This question is one I’ve given a lot of thought to in the past few weeks, especially after discussing it in the Contemporary Pedagogy class earlier this semester. I’d like to think that the way I dress would not affect how I am perceived, but that assumption is probably short-sighted. My credibility may already be undermined by the fact that I am a female, even if it is a subconscious and unintentional bias. And I likely will be close in age, or at least appear close in age, to many of my students, which would could make it easier to not take me very seriously as an educator. But I think I’m not willing to go out of my way to dress very formally to teach. I’d rather be comfortable and practical, and it wouldn’t hurt to be a little more relatable to students.
A similar question is concerned with the way I choose to be addressed by the faculty and by the students. I think this would affect the relationship I have with students, but I would rather it not. For example, I do not wish to be called “Dr.” so-and-so, because an informal salutation would be more relatable and maybe approachable. But if there is an atmosphere of disrespect that unfolds as a result of being on a first-name basis, I would in that case consider being called Dr. to establish my credentials and make it clear that I should be respected. But that is a decision that has to be made early, because it would be even worse to go by my first name initially and then change my mind—I don’t think that would go over well. I think part of this depends on the culture of the university, or of the department in which I teach, so maybe I will have less control over the outcome than I’m anticipating. That might make it easier, I suppose, by avoiding the need to make a decision!
I would like to think, as one of my classmates in Contemporary Pedagogy mentioned, that having a PhD would warrant respect and credibility in the eyes of my students automatically, regardless of things that seem silly and unimportant (like what I wear or how I choose to be addressed). But there is a nagging part of me that wonders if this is true. Maybe this also depends on the general culture and atmosphere of the university, but if not, I think it’s something I can establish and instill early in the semester by having an open and transparent discussion about these things.
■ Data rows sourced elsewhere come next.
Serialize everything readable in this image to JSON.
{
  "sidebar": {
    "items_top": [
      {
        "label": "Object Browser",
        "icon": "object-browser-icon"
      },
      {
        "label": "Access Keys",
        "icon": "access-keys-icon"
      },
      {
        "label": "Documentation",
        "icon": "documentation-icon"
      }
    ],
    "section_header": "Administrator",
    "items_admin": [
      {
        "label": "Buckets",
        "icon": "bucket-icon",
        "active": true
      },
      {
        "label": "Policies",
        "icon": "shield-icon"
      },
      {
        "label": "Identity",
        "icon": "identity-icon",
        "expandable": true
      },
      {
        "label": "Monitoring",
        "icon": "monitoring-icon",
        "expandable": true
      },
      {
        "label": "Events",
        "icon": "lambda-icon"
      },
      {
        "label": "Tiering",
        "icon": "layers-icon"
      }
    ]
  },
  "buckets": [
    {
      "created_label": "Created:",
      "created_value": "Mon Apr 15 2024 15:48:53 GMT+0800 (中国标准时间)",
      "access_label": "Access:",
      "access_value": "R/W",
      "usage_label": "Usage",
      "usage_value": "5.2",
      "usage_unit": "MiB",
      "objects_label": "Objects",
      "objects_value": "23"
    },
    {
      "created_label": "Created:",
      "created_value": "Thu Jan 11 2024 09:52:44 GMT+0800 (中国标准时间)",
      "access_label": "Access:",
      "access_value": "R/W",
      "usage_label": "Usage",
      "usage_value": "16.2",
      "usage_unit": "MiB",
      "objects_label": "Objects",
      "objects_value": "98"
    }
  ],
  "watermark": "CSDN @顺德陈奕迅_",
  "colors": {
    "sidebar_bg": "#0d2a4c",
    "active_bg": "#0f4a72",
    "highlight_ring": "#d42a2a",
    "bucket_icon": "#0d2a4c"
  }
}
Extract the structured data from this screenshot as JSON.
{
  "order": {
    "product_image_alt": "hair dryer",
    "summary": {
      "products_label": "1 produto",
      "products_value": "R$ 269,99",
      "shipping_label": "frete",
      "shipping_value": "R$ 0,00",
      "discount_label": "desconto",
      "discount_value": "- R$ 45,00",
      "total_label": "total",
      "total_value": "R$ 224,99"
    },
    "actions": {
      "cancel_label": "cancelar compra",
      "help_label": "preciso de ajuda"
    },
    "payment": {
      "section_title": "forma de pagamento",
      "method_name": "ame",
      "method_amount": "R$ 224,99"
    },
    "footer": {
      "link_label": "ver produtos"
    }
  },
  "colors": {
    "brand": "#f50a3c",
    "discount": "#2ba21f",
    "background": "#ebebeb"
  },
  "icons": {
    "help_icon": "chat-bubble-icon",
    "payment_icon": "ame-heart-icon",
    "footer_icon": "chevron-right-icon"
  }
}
I don’t mean that I would address appearances or names directly, but setting the tone at an early stage that the class will be professional and respectful towards everyone, including myself, could be a good start.